To an outsider the term ‘The Button’ might seem like a colloquialism with little weight behind it but around the docks the man with the button was the man with the golden key to a living, the man given the job of picking a workforce from men who stood eagerly in front of him on many mornings.

“When I turned 16 my father marched me straight to the Marine Port for my union card and the next day I started on the docks; the 10th of December 1962. You would be brought over and your father would stand behind you because he’d be known and the Stevedore would shout down your name just like you’d see in the films. In my case it was ‘Hawky’ and my father would say ‘hand in your card.’ That was it from that day on, but it was up to you to get established. You had to be a worker, you wouldn’t get another job if you weren’t a worker, but my father would come down and help me, show me how to do things properly. He was nicky nacky like that and he’d keep an eye on me at work and then give out to me at home for doing things wrong, but he wouldn’t make a show of me on the job.”

Thanks to his father John Hawkins would spend the next 48 years on the docks and would see how the industrial landscape changed and how those changes affected the area he grew up in.

“When container traffic came along it was a good thing in one way but a very bad thing in another because it wiped out employment.

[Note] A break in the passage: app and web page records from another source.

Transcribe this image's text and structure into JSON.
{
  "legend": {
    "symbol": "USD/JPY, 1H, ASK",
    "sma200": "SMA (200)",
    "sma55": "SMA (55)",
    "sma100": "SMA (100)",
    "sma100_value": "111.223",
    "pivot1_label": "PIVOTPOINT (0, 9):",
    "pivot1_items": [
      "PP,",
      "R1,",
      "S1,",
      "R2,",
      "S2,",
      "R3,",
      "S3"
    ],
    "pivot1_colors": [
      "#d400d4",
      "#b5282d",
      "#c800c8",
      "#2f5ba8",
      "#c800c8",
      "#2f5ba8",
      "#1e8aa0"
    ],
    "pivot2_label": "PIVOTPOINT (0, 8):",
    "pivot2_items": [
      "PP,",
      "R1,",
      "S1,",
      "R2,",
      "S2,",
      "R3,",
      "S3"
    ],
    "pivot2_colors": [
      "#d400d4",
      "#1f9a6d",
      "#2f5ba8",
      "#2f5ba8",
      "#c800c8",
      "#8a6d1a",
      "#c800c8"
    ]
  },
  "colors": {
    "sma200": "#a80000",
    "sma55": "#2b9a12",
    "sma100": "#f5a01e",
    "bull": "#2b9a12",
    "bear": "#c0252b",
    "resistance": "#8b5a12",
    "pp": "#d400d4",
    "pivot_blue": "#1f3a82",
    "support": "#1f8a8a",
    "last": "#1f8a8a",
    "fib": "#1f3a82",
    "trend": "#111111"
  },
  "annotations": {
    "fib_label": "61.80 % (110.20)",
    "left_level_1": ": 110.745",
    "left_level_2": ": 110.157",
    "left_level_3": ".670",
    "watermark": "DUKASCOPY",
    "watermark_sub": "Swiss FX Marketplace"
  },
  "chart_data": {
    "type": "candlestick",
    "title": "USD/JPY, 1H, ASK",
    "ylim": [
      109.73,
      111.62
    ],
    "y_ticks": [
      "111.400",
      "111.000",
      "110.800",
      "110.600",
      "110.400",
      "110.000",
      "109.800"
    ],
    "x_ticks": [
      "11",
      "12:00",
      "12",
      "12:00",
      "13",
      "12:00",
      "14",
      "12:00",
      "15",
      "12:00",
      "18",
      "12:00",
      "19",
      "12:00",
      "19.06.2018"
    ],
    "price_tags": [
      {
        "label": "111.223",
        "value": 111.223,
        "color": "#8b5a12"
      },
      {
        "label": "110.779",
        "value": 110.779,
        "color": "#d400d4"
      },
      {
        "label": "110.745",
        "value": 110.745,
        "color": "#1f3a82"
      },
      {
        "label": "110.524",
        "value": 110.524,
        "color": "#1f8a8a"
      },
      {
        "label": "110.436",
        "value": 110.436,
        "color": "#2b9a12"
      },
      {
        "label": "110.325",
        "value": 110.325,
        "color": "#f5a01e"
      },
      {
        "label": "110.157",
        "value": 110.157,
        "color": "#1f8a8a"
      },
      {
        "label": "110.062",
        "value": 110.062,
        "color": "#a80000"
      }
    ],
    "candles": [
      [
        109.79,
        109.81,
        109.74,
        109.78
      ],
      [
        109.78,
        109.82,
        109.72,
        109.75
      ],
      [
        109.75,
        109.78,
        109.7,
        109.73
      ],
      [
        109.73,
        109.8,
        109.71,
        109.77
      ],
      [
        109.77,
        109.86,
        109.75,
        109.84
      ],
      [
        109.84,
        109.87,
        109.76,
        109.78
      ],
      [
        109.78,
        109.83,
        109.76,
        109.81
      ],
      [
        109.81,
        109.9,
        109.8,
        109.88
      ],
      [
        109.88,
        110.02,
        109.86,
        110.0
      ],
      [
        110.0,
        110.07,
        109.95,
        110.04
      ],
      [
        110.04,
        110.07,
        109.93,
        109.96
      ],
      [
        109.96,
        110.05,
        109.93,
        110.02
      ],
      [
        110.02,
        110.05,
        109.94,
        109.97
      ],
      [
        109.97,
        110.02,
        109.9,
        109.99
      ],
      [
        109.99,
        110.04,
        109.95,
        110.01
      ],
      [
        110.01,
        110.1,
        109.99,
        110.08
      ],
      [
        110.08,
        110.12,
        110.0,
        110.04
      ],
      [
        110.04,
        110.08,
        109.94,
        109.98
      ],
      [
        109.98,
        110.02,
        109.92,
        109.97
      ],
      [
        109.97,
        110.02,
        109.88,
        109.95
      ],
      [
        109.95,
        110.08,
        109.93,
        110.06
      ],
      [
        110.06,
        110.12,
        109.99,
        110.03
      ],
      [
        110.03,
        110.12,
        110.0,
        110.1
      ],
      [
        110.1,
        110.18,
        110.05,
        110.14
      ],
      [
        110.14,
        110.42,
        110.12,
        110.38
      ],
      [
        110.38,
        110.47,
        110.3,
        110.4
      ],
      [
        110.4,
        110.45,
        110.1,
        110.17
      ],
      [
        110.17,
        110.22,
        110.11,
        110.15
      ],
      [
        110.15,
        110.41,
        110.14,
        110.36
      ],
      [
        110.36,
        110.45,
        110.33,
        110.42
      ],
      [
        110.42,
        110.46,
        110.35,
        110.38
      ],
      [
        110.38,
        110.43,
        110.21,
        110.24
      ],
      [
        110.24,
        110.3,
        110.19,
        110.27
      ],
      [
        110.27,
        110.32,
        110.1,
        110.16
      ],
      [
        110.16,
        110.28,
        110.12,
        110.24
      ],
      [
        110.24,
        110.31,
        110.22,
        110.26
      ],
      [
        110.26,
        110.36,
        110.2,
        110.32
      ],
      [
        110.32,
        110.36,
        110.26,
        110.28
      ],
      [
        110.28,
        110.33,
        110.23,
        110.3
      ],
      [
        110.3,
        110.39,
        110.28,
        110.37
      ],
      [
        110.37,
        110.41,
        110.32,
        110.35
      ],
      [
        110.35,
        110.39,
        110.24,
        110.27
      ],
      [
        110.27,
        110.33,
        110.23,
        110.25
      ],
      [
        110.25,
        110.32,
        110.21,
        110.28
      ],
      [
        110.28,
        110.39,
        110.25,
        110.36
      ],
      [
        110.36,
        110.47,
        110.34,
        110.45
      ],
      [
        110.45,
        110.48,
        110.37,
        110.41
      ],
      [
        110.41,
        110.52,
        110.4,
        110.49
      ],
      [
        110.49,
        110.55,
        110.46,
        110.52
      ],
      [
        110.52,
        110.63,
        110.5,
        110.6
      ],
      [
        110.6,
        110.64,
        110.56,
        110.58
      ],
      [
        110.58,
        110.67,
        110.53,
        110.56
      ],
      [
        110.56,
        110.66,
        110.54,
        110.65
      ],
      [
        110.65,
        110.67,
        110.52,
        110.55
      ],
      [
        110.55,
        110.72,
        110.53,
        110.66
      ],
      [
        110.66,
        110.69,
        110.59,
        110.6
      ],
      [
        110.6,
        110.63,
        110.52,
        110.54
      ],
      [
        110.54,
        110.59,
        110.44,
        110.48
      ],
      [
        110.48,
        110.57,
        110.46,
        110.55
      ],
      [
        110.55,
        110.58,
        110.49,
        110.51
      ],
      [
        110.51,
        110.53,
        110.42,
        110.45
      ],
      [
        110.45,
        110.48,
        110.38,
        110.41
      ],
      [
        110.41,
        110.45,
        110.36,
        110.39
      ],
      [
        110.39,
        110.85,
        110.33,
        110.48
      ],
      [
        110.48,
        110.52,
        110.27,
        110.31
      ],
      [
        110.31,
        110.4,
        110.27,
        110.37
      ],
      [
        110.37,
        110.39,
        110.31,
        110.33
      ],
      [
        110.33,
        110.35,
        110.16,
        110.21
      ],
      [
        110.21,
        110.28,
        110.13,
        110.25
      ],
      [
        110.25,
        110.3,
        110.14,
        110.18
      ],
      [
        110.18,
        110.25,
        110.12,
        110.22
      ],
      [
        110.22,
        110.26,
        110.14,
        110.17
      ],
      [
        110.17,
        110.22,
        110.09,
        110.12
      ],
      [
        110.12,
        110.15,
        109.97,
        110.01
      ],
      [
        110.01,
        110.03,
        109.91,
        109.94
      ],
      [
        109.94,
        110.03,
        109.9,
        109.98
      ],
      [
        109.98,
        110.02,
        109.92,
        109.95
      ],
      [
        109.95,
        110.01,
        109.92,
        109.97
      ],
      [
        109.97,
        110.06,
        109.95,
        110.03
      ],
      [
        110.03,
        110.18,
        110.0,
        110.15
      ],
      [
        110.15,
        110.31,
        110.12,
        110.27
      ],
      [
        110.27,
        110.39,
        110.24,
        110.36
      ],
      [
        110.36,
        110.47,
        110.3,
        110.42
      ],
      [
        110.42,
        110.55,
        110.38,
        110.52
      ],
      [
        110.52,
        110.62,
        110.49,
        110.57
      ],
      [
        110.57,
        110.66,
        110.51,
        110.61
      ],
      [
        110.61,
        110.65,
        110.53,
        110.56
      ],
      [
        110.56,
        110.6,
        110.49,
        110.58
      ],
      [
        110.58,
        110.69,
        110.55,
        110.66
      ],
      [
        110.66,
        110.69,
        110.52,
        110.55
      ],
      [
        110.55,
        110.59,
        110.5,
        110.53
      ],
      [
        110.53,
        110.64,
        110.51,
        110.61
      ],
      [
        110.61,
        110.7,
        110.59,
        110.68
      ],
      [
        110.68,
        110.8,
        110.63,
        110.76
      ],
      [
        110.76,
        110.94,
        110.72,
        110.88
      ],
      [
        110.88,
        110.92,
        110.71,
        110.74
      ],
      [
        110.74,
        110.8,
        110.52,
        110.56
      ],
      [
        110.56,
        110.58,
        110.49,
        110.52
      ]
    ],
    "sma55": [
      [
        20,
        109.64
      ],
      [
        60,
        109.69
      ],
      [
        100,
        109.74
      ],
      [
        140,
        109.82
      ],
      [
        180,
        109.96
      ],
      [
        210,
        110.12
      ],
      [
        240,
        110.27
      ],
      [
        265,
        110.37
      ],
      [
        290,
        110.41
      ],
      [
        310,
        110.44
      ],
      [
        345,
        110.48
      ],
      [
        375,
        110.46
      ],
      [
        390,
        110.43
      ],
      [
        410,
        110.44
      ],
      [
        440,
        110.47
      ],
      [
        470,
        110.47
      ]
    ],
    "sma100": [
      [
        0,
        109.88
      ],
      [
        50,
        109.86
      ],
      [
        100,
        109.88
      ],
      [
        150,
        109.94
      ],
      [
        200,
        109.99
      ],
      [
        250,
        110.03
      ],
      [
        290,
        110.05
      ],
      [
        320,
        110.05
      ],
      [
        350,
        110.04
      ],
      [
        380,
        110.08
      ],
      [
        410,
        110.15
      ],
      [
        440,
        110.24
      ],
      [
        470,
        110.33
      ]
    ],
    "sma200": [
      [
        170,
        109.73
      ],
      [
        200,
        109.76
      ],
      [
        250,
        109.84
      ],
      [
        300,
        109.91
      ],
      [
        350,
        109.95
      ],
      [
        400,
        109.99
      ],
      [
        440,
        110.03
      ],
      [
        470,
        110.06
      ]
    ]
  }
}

Our numbers fell from 1600 to 1200 in one year and the year after it was 600. If you meet an old docker today they can tell you about the tea boats and how dockers would be great at extracting things from the docks, so to speak. I remember my father telling me that ladies tights were a godsend because you could tie them around your neck and fill the legs with tea to bring home, but that era is gone. The days of slinging cargo and hands on docking will never return and it’s sad because it brought real character to this area. For the majority, the men in this area were bound together by the docks and it slowly slipped away.”

While it’s speculated that the growth in modern technology left most dockers behind as large mechanics began to supersede the work rate of the docker, John Hawkins was among many who were more than willing to change and adapt.
Speaking to former dockers can give you a sense that you’re living in some sort of time paradox. The stories of manual labour and work crews breaking their backs in the heart of a ferocious industry almost seems like it could have been one hundred years ago instead of the mere fifty or sixty it actually was. When speaking with someone like John Hawkins you get the overwhelming sense that he is part of a wilting brotherhood whose stories will never fade from the memory and whose pictures hang proudly on the walls of St. Patricks Rowing Club in Ringsend.
“We looked out for one another, we were almost clannish in that way. Being a docker was more than job, it was your life, your circle of friends and it consumed you, but you were happy to let it because it was what you grew up around. I’m lucky I got the chance and I’ll always be thankful.”